Thu, Mar 28, 2013 : 1:39 p.m.

(cue theme from "Dragnet".....) another 4-star column, Rich! Hello, publishers..............................;) are you listening?


Thu, Mar 28, 2013 : 1:33 p.m.

Wonderful, this should be expected of all citizens. Not drive by and taking videos of the crash scene, as has recently been reported

Dr. Fate

Thu, Mar 28, 2013 : 1:23 p.m.

Rich's always good advice reminds me of the first two rules of CPR Club: Rule 1: When entering a resuscitation situation, the first thing you should do is check your own pulse, as in take a breath and think. Rule 2: Don't use the paddles as ear warmers.


Thu, Mar 28, 2013 : 1:41 p.m.

(sound of crickets opposed to laughter.......)

Chester Drawers

Thu, Mar 28, 2013 : 12:58 p.m.

Your first piece of advice is so true. I was once driving in rain and fog on the extremely curvy Pennsylvania Turnpike. I came upon a semi pulled onto the shoulder with emergency flares all over the place. I had no idea what was going on but immediately slowed way down. Went around another curve and came upon a horrible accident which had both lanes blocked. That trucker saved me and a lot of other drivers that day.

Jack Gladney

Thu, Mar 28, 2013 : 12:34 p.m.

"...sound like a Munchkin on helium." That is a highly offensive description, especially to little people such as myself.
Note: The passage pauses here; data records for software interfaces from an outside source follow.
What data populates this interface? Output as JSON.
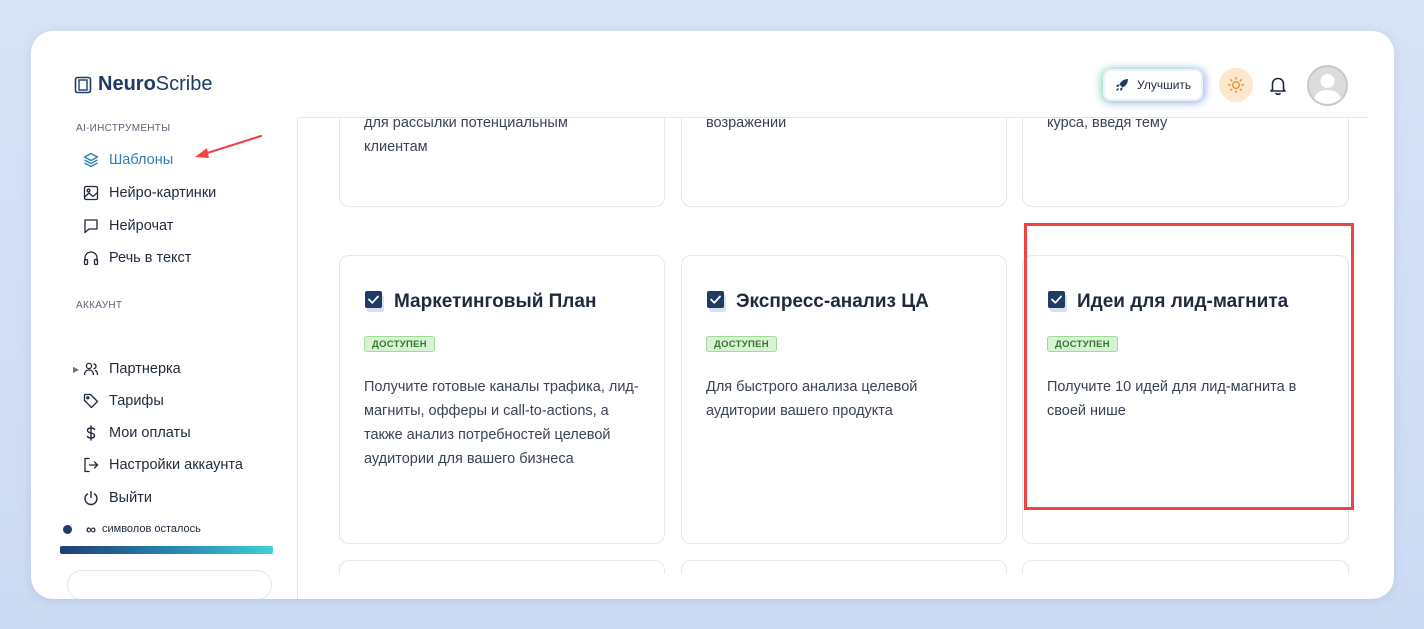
{
  "app": {
    "logo_bold": "Neuro",
    "logo_regular": "Scribe"
  },
  "header": {
    "upgrade_label": "Улучшить",
    "accent_color": "#1f3a63"
  },
  "sidebar": {
    "ai_section_title": "AI-ИНСТРУМЕНТЫ",
    "ai_items": [
      {
        "label": "Шаблоны",
        "icon": "layers-icon",
        "active": true
      },
      {
        "label": "Нейро-картинки",
        "icon": "image-icon"
      },
      {
        "label": "Нейрочат",
        "icon": "chat-icon"
      },
      {
        "label": "Речь в текст",
        "icon": "headphones-icon"
      }
    ],
    "account_section_title": "АККАУНТ",
    "account_items": [
      {
        "label": "Партнерка",
        "icon": "users-icon"
      },
      {
        "label": "Тарифы",
        "icon": "tag-icon"
      },
      {
        "label": "Мои оплаты",
        "icon": "dollar-icon"
      },
      {
        "label": "Настройки аккаунта",
        "icon": "login-icon"
      },
      {
        "label": "Выйти",
        "icon": "power-icon"
      }
    ],
    "credits_symbol": "∞",
    "credits_label": "символов осталось",
    "credits_progress": 1.0
  },
  "cards": {
    "top_row": [
      {
        "desc": "для рассылки потенциальным клиентам"
      },
      {
        "desc": "возражении"
      },
      {
        "desc": "курса, введя тему"
      }
    ],
    "middle_row": [
      {
        "title": "Маркетинговый План",
        "badge": "ДОСТУПЕН",
        "desc": "Получите готовые каналы трафика, лид-магниты, офферы и call-to-actions, а также анализ потребностей целевой аудитории для вашего бизнеса"
      },
      {
        "title": "Экспресс-анализ ЦА",
        "badge": "ДОСТУПЕН",
        "desc": "Для быстрого анализа целевой аудитории вашего продукта"
      },
      {
        "title": "Идеи для лид-магнита",
        "badge": "ДОСТУПЕН",
        "desc": "Получите 10 идей для лид-магнита в своей нише",
        "highlighted": true
      }
    ]
  }
}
I think you should say, "sound like an Alvin and the Chipmunks 33 rpm record played at 78 rpm." I just don't understand why in this day and age it remains OK to denigrate little people.


Fri, Mar 29, 2013 : 3:05 p.m.

Jeez, Jack, lighten up, you'll live longer....hopefully this is PC enough for the censors.....


Thu, Mar 28, 2013 : 9:06 p.m.

You sound so authentically offended that most readers have found it difficult realize that you are really being sarcastic. Good joke!


Thu, Mar 28, 2013 : 1:56 p.m.

Can't be too politically correct these days, I suppose?


Thu, Mar 28, 2013 : 1:10 p.m.

Munchkins are the inhabitants of the city in the Wizard of Oz. The term was coined by L. Frank Baum. They have high voices. Imagining them on helium gets the point across. His comparison has nothing to do with "little people" and the way they speak.


Thu, Mar 28, 2013 : 1 p.m.

I don't think Rich was trying to offend anyone......very good article.....especially when these type of crashes are happening more frequently......


Thu, Mar 28, 2013 : 10:44 a.m.

Thanks for writing such an excellent article. It never occurred to me to give an injured person a "job" to help them calm down. Your article gives a lot of insight and I appreciate that.


Thu, Mar 28, 2013 : 10:22 a.m.

Thanks for article Rich. Good practical information once again from you.


Thu, Mar 28, 2013 : 10:19 a.m.

I was always told to also turn off the engines of cars involved. This reduces the chance of a running motor catching leaking gas on fire-your input?

Rich Kinsey

Thu, Mar 28, 2013 : 11:20 a.m.

Thanks Pat.That is a good idea if you can safely do so.....Rich